Jul 15, 2015
World Class Faculty & Research


SMITH BRAIN TRUST -- The Chinese stock market meltdown bears more than a passing resemblance to the U.S. crash of 1929. Many observers have noted the similar scale of the two implosions: The Dow fell by 25 percent in the week of Black Thursday; from June 18 to July 3, the two main Chinese markets fell by 31 percent. But the parallels go beyond scale, according to Albert "Pete" Kyle, a finance professor at the University of Maryland's Robert H. Smith School of Business.
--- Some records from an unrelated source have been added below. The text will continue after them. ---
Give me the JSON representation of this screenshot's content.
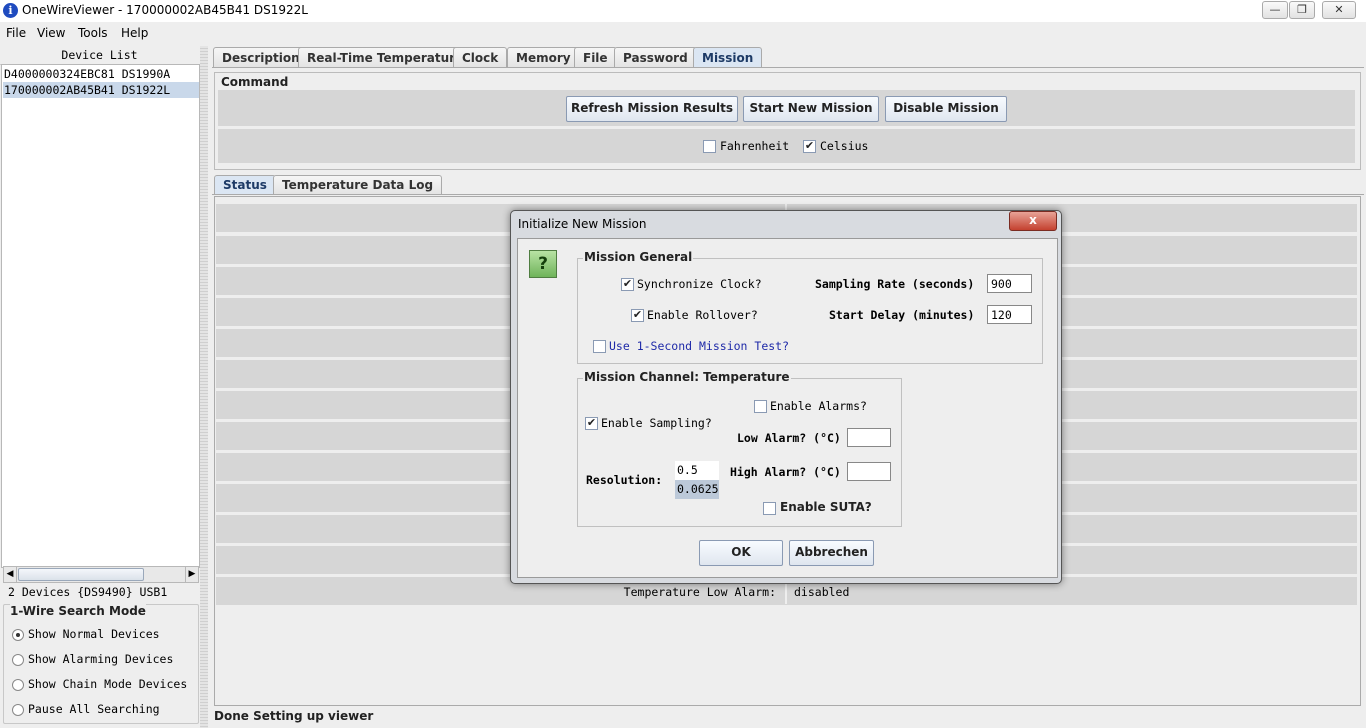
{
  "window": {
    "title": "OneWireViewer - 170000002AB45B41 DS1922L"
  },
  "menu": [
    "File",
    "View",
    "Tools",
    "Help"
  ],
  "device_list": {
    "header": "Device List",
    "items": [
      "D4000000324EBC81 DS1990A",
      "170000002AB45B41 DS1922L"
    ],
    "count_text": "2 Devices  {DS9490} USB1"
  },
  "search_mode": {
    "title": "1-Wire Search Mode",
    "options": [
      "Show Normal Devices",
      "Show Alarming Devices",
      "Show Chain Mode Devices",
      "Pause All Searching"
    ],
    "selected": 0
  },
  "tabs": [
    "Description",
    "Real-Time Temperature",
    "Clock",
    "Memory",
    "File",
    "Password",
    "Mission"
  ],
  "command": {
    "title": "Command",
    "buttons": [
      "Refresh Mission Results",
      "Start New Mission",
      "Disable Mission"
    ],
    "fahrenheit": "Fahrenheit",
    "celsius": "Celsius"
  },
  "subtabs": [
    "Status",
    "Temperature Data Log"
  ],
  "status_rows": {
    "low_alarm_label": "Temperature Low Alarm:",
    "low_alarm_value": "disabled"
  },
  "status_bar": "Done Setting up viewer",
  "dialog": {
    "title": "Initialize New Mission",
    "help_icon_text": "?",
    "close_label": "x",
    "general": {
      "title": "Mission General",
      "sync_clock": "Synchronize Clock?",
      "sampling_rate_label": "Sampling Rate (seconds)",
      "sampling_rate_value": "900",
      "rollover": "Enable Rollover?",
      "start_delay_label": "Start Delay (minutes)",
      "start_delay_value": "120",
      "one_second_test": "Use 1-Second Mission Test?"
    },
    "channel": {
      "title": "Mission Channel: Temperature",
      "enable_alarms": "Enable Alarms?",
      "enable_sampling": "Enable Sampling?",
      "low_alarm_label": "Low Alarm? (°C)",
      "high_alarm_label": "High Alarm? (°C)",
      "resolution_label": "Resolution:",
      "resolution_options": [
        "0.5",
        "0.0625"
      ],
      "suta": "Enable SUTA?"
    },
    "ok": "OK",
    "cancel": "Abbrechen"
  }
}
From a structural perspective, he says China is at roughly the stage of economic development as the United States was 80-odd years ago. For instance, in China today there is little social safety net, the income tax is a relatively new intervention, and an emerging middle class is looking for places to invest in order ensure a decent retirement. Yet these new investors also lack financial sophistication—not unlike those in the U.S in the '20s. (That China resembles the U.S. of the '20s does not mean it will take nine decades to catch up because China's growth rate is faster.)
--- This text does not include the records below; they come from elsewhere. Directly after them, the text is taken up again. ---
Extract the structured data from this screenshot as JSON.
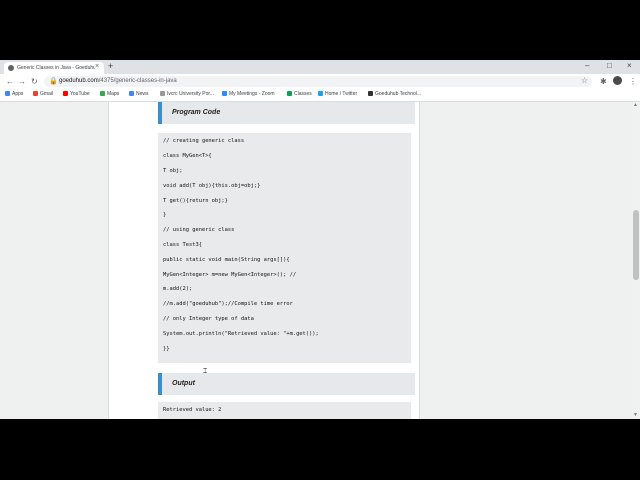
{
  "browser": {
    "tab_title": "Generic Classes in Java - Goeduhub",
    "new_tab": "+",
    "close_tab": "×",
    "window_controls": [
      "–",
      "□",
      "×"
    ],
    "url_host": "goeduhub.com",
    "url_path": "/4375/generic-classes-in-java",
    "bookmarks": [
      {
        "label": "Apps",
        "color": "#4285f4"
      },
      {
        "label": "Gmail",
        "color": "#ea4335"
      },
      {
        "label": "YouTube",
        "color": "#ff0000"
      },
      {
        "label": "Maps",
        "color": "#34a853"
      },
      {
        "label": "News",
        "color": "#4285f4"
      },
      {
        "label": "Ivcrc University Por...",
        "color": "#999999"
      },
      {
        "label": "My Meetings - Zoom",
        "color": "#2d8cff"
      },
      {
        "label": "Classes",
        "color": "#0f9d58"
      },
      {
        "label": "Home / Twitter",
        "color": "#1da1f2"
      },
      {
        "label": "Goeduhub Technol...",
        "color": "#333333"
      }
    ]
  },
  "page": {
    "program_heading": "Program Code",
    "code_lines": [
      "// creating generic class",
      "class MyGen<T>{",
      "T obj;",
      "void add(T obj){this.obj=obj;}",
      "T get(){return obj;}",
      "}",
      "// using generic class",
      "class Test3{",
      "public static void main(String args[]){",
      "MyGen<Integer> m=new MyGen<Integer>(); //",
      "m.add(2);",
      "//m.add(\"goeduhub\");//Compile time error",
      "// only Integer type of data",
      "System.out.println(\"Retrieved value: \"+m.get());",
      "}}"
    ],
    "output_heading": "Output",
    "output_text": "Retrieved value: 2"
  },
  "colors": {
    "accent": "#3b8fc8",
    "code_bg": "#e8eaeb",
    "page_bg": "#eef1f0"
  }
}
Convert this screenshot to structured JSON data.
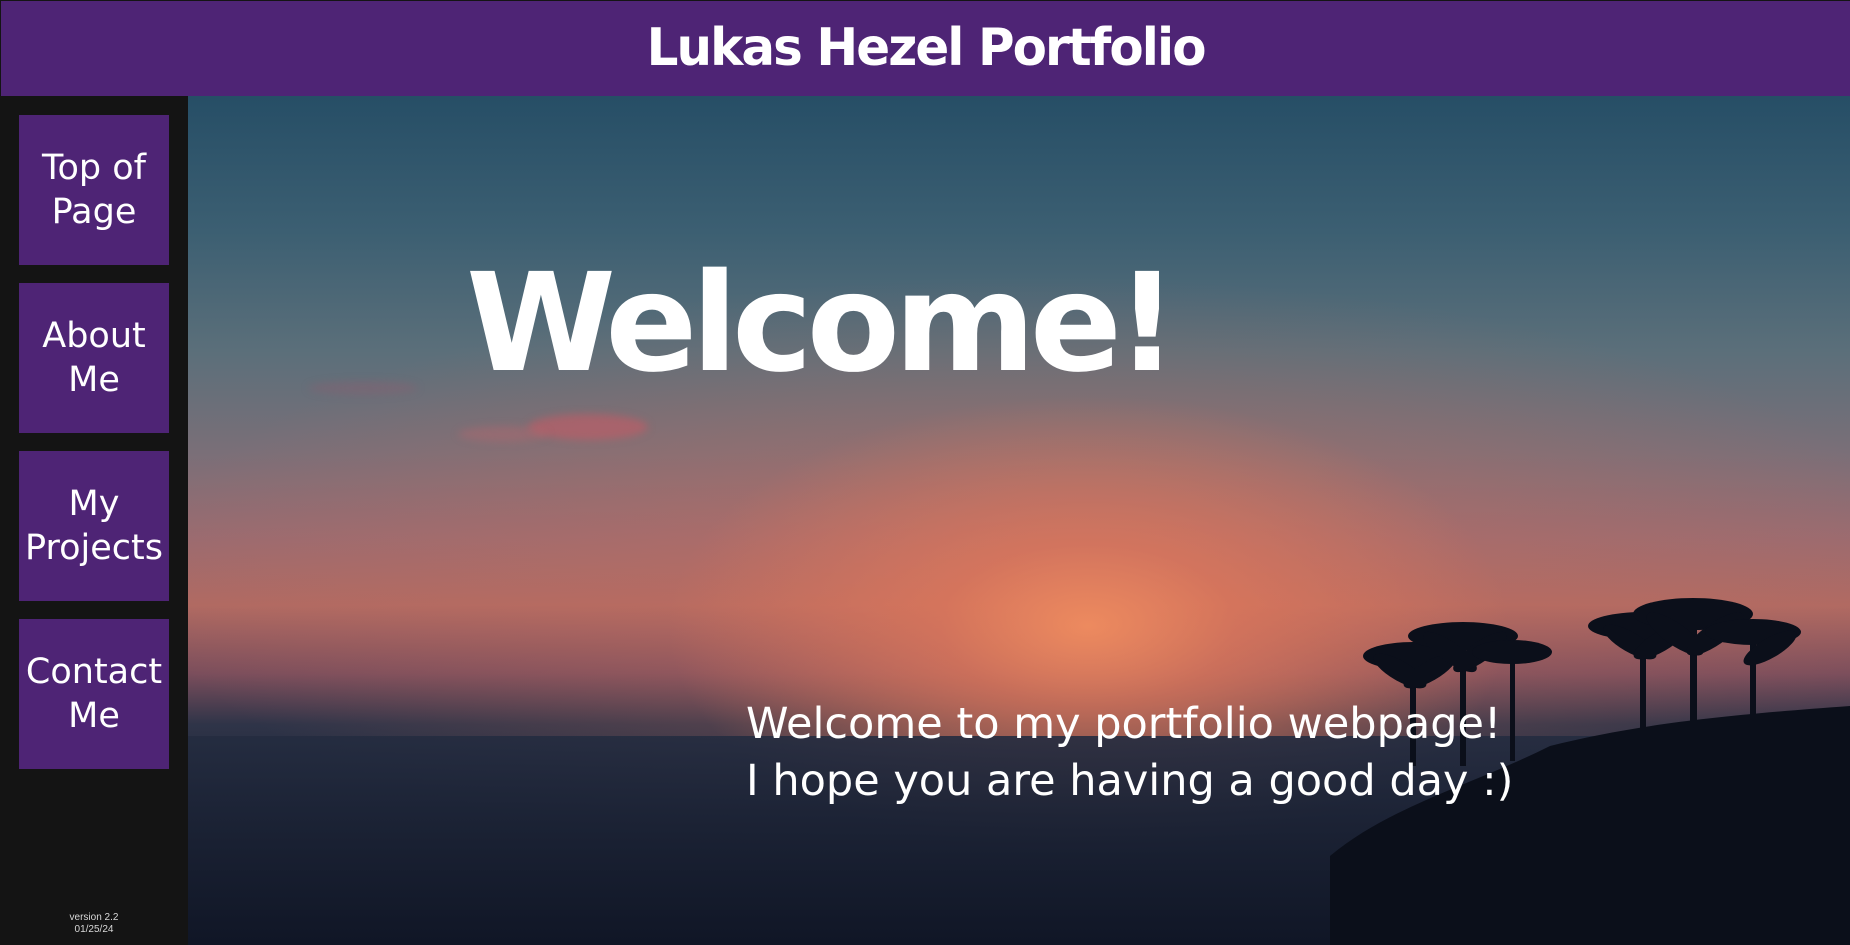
{
  "header": {
    "title": "Lukas Hezel Portfolio"
  },
  "sidebar": {
    "items": [
      {
        "label": "Top of\nPage"
      },
      {
        "label": "About\nMe"
      },
      {
        "label": "My\nProjects"
      },
      {
        "label": "Contact\nMe"
      }
    ],
    "version_line1": "version 2.2",
    "version_line2": "01/25/24"
  },
  "hero": {
    "title": "Welcome!",
    "line1": "Welcome to my portfolio webpage!",
    "line2": "I hope you are having a good day :)"
  },
  "colors": {
    "brand_purple": "#4e2475",
    "sidebar_bg": "#141414",
    "text": "#ffffff"
  }
}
An older generation of Chinese would buy a farm to make their retirement secure, but as the country urbanizes, that approach often no longer makes sense. As a result, "All these people in the top 10, 20 or 30 percent of the country, in terms of income, are investing in things they don't understand," Kyle says. "The first thing they invest in is a house—but then they turn to stocks and bonds." (China's real estate markets have also tumbled.)
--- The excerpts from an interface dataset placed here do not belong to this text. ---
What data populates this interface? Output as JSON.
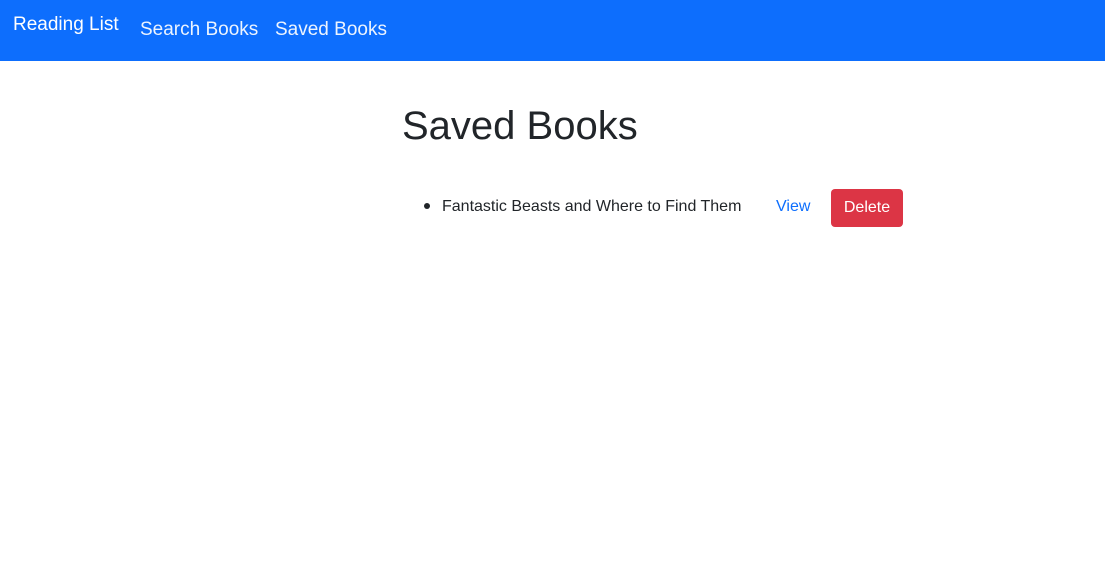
{
  "navbar": {
    "brand": "Reading List",
    "links": [
      {
        "label": "Search Books"
      },
      {
        "label": "Saved Books"
      }
    ],
    "background_color": "#0d6efd"
  },
  "main": {
    "title": "Saved Books",
    "books": [
      {
        "title": "Fantastic Beasts and Where to Find Them",
        "view_label": "View",
        "delete_label": "Delete"
      }
    ]
  },
  "colors": {
    "link": "#0d6efd",
    "danger": "#dc3545",
    "text": "#212529"
  }
}
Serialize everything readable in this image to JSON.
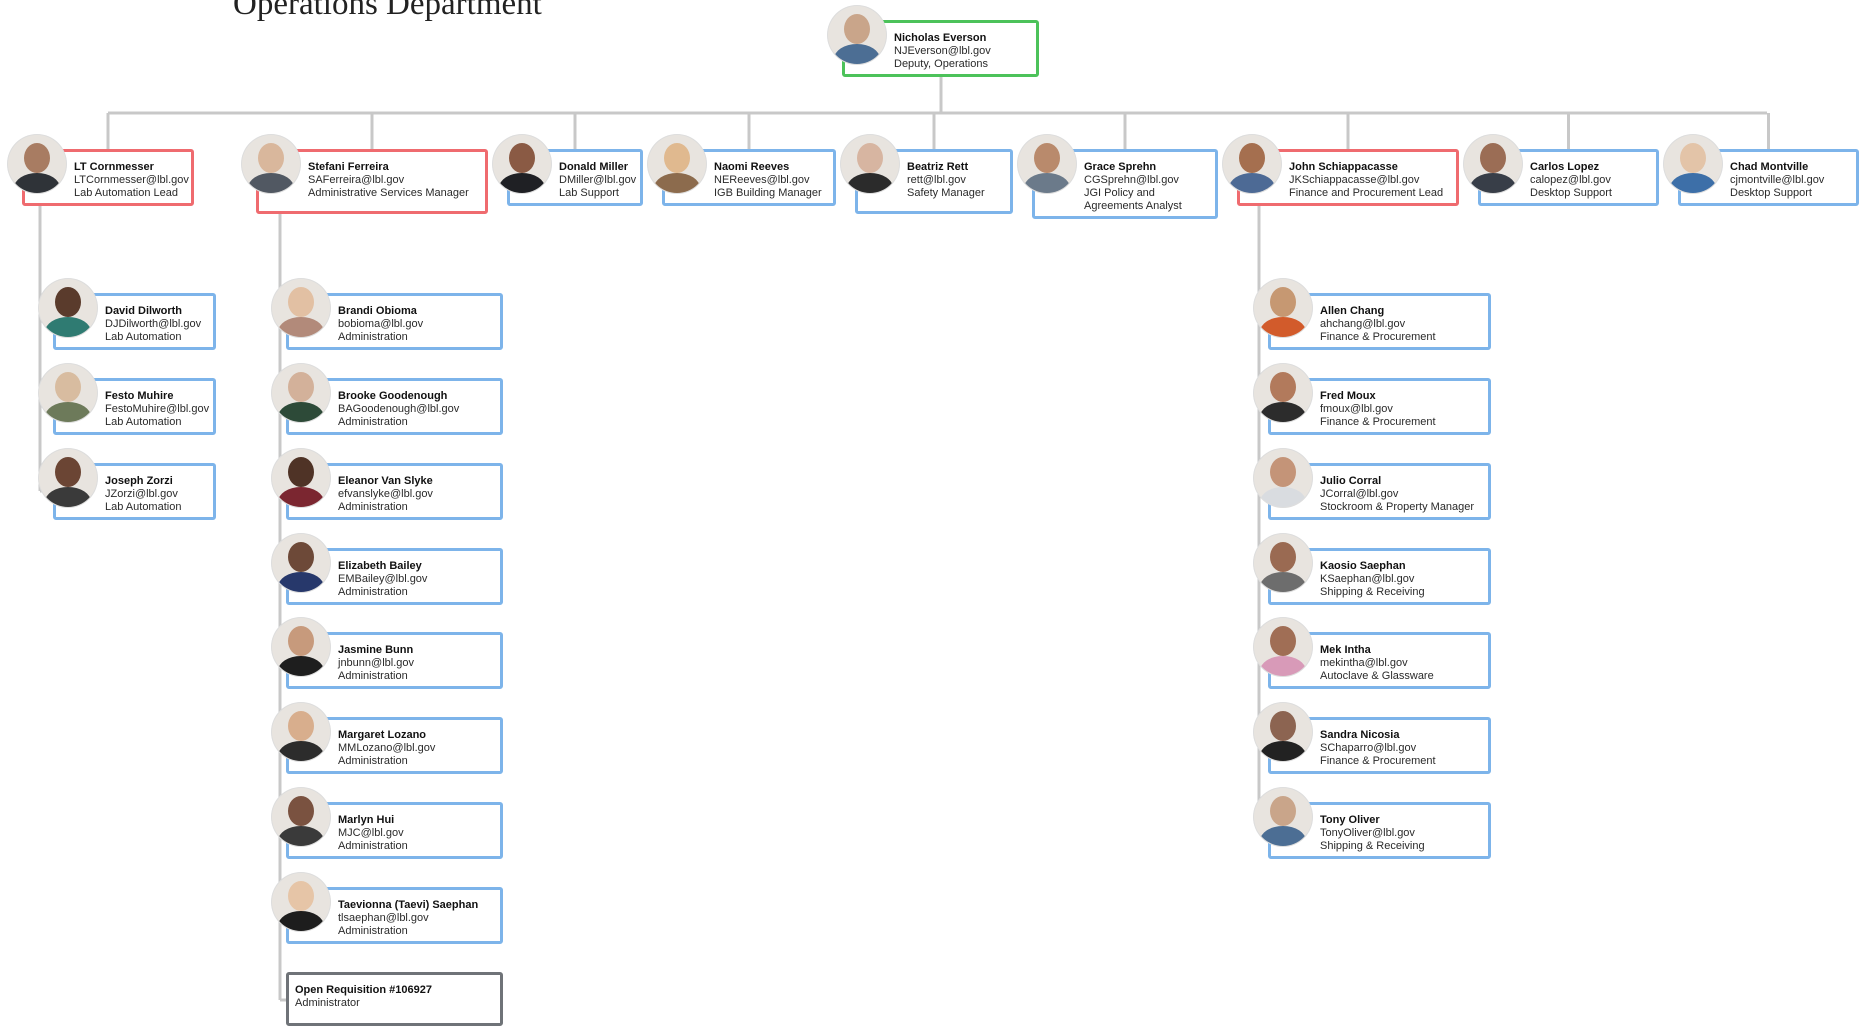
{
  "title": "Operations Department",
  "colors": {
    "line": "#c8c8c8",
    "manager_border": "#ef6b6f",
    "head_border": "#4cc25a",
    "staff_border": "#7db4ea",
    "open_border": "#6f7378"
  },
  "head": {
    "name": "Nicholas Everson",
    "email": "NJEverson@lbl.gov",
    "role": "Deputy, Operations"
  },
  "direct_reports": [
    {
      "name": "LT Cornmesser",
      "email": "LTCornmesser@lbl.gov",
      "role": "Lab Automation Lead"
    },
    {
      "name": "Stefani Ferreira",
      "email": "SAFerreira@lbl.gov",
      "role": "Administrative Services Manager"
    },
    {
      "name": "Donald Miller",
      "email": "DMiller@lbl.gov",
      "role": "Lab Support"
    },
    {
      "name": "Naomi Reeves",
      "email": "NEReeves@lbl.gov",
      "role": "IGB Building Manager"
    },
    {
      "name": "Beatriz Rett",
      "email": "rett@lbl.gov",
      "role": "Safety Manager"
    },
    {
      "name": "Grace Sprehn",
      "email": "CGSprehn@lbl.gov",
      "role": "JGI Policy and",
      "role2": "Agreements Analyst"
    },
    {
      "name": "John Schiappacasse",
      "email": "JKSchiappacasse@lbl.gov",
      "role": "Finance and Procurement Lead"
    },
    {
      "name": "Carlos Lopez",
      "email": "calopez@lbl.gov",
      "role": "Desktop Support"
    },
    {
      "name": "Chad Montville",
      "email": "cjmontville@lbl.gov",
      "role": "Desktop Support"
    }
  ],
  "lab_automation_team": [
    {
      "name": "David Dilworth",
      "email": "DJDilworth@lbl.gov",
      "role": "Lab Automation"
    },
    {
      "name": "Festo Muhire",
      "email": "FestoMuhire@lbl.gov",
      "role": "Lab Automation"
    },
    {
      "name": "Joseph Zorzi",
      "email": "JZorzi@lbl.gov",
      "role": "Lab Automation"
    }
  ],
  "administration_team": [
    {
      "name": "Brandi Obioma",
      "email": "bobioma@lbl.gov",
      "role": "Administration"
    },
    {
      "name": "Brooke Goodenough",
      "email": "BAGoodenough@lbl.gov",
      "role": "Administration"
    },
    {
      "name": "Eleanor Van Slyke",
      "email": "efvanslyke@lbl.gov",
      "role": "Administration"
    },
    {
      "name": "Elizabeth Bailey",
      "email": "EMBailey@lbl.gov",
      "role": "Administration"
    },
    {
      "name": "Jasmine Bunn",
      "email": "jnbunn@lbl.gov",
      "role": "Administration"
    },
    {
      "name": "Margaret Lozano",
      "email": "MMLozano@lbl.gov",
      "role": "Administration"
    },
    {
      "name": "Marlyn Hui",
      "email": "MJC@lbl.gov",
      "role": "Administration"
    },
    {
      "name": "Taevionna (Taevi) Saephan",
      "email": "tlsaephan@lbl.gov",
      "role": "Administration"
    }
  ],
  "open_requisition": {
    "name": "Open Requisition #106927",
    "role": "Administrator"
  },
  "finance_team": [
    {
      "name": "Allen Chang",
      "email": "ahchang@lbl.gov",
      "role": "Finance & Procurement"
    },
    {
      "name": "Fred Moux",
      "email": "fmoux@lbl.gov",
      "role": "Finance & Procurement"
    },
    {
      "name": "Julio Corral",
      "email": "JCorral@lbl.gov",
      "role": "Stockroom & Property Manager"
    },
    {
      "name": "Kaosio Saephan",
      "email": "KSaephan@lbl.gov",
      "role": "Shipping & Receiving"
    },
    {
      "name": "Mek Intha",
      "email": "mekintha@lbl.gov",
      "role": "Autoclave & Glassware"
    },
    {
      "name": "Sandra Nicosia",
      "email": "SChaparro@lbl.gov",
      "role": "Finance & Procurement"
    },
    {
      "name": "Tony Oliver",
      "email": "TonyOliver@lbl.gov",
      "role": "Shipping & Receiving"
    }
  ]
}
By one estimate, 9 percent of the market capitalization in the Chinese markets was generated by stocks bought through loans. A similar pattern held in the United States: From 1926 to 1929, both the level of the margin debt and the level of the Dow Jones average doubled in value. Moreover, in both places the boom in prices was focused on emerging growth companies, Kyle says.

As China seeks to prop up its stocks, it's getting criticized for meddling in markets, but American policy was not so different in the 1920s, says Kyle. "When the decline occurred, the U.S. did a lot that resembled what China did," he says, "but it wasn't a concerted federal policy. It was more spontaneous." China has essentially ordered its major brokerages to create a $19 billion fund to invest in the market and drive it back up, hardly a laissez-faire approach. But in 1929, J.P. Morgan and other bankers orchestrated a fund of $750 million (more than $10 billion in today's money) to buy equities. 

Moreover, both nations made concessions in order not to force people to sell stocks to pay off their margin loans, China by government fiat, U.S. banks by private policy.

The Chinese interventions strike Kyle as reasonable, but more important may be what happens next. Where the United States and other nations went astray in 1929 and afterwards has less to do with how banks responded to the crash than with monetary policies, he thinks. Specifically, national banks strongly resisted devaluing currencies. Devaluing the national currency makes it easier to sell exported goods and also makes imports more expensive, stimulating demand for domestic goods.

"I think there's no way that China's going to make that mistake," Kyle says. "China manages its currency — or is alleged to manage its currency — to keep it cheap. So I don't think the stock market decline in China will lead to a depression in China."

There are other differences. The rise in China's markets was so rapid that the subsequent crash wiped out less than a year's worth of gains. So while many people are feeling poorer — and are poorer, on paper — many also have more savings than they did a year ago. So consumption is likely to decline less than it would if the crash had erased gains that accrued over a longer period. "That 'wealth effect' [from the stock market boom] never really had a chance to manifest itself as a spending boom because it happened so quickly and disappeared so quickly," Kyle says.

Secondly, China restricts capital outflows, so citizens who might have otherwise looked to invest abroad, given the situation at home, will probably find they have no choice but to invest domestically. "So I think the stock market and the property market will stabilize," Kyle says.

Still, China's stock-market collapse is already having broader ripple effects than that other economic calamity in the headlines: Greece. Greece is only minimally intertwined with the global economy. In contrast, large-scale commodity exporters, including Australia and Canada, have already taken a hit, and they will continue to be hurt if China's demand for material to fuel its once-robust economy stays flat, Kyle says.


About the University of Maryland's Robert H. Smith School of Business

The Robert H. Smith School of Business is an internationally recognized leader in management education and research. One of 12 colleges and schools at the University of Maryland, College Park, the Smith School offers undergraduate, full-time and part-time MBA, executive MBA, online MBA, specialty master's, PhD and executive education programs, as well as outreach services to the corporate community. The school offers its degree, custom and certification programs in learning locations in North America and Asia.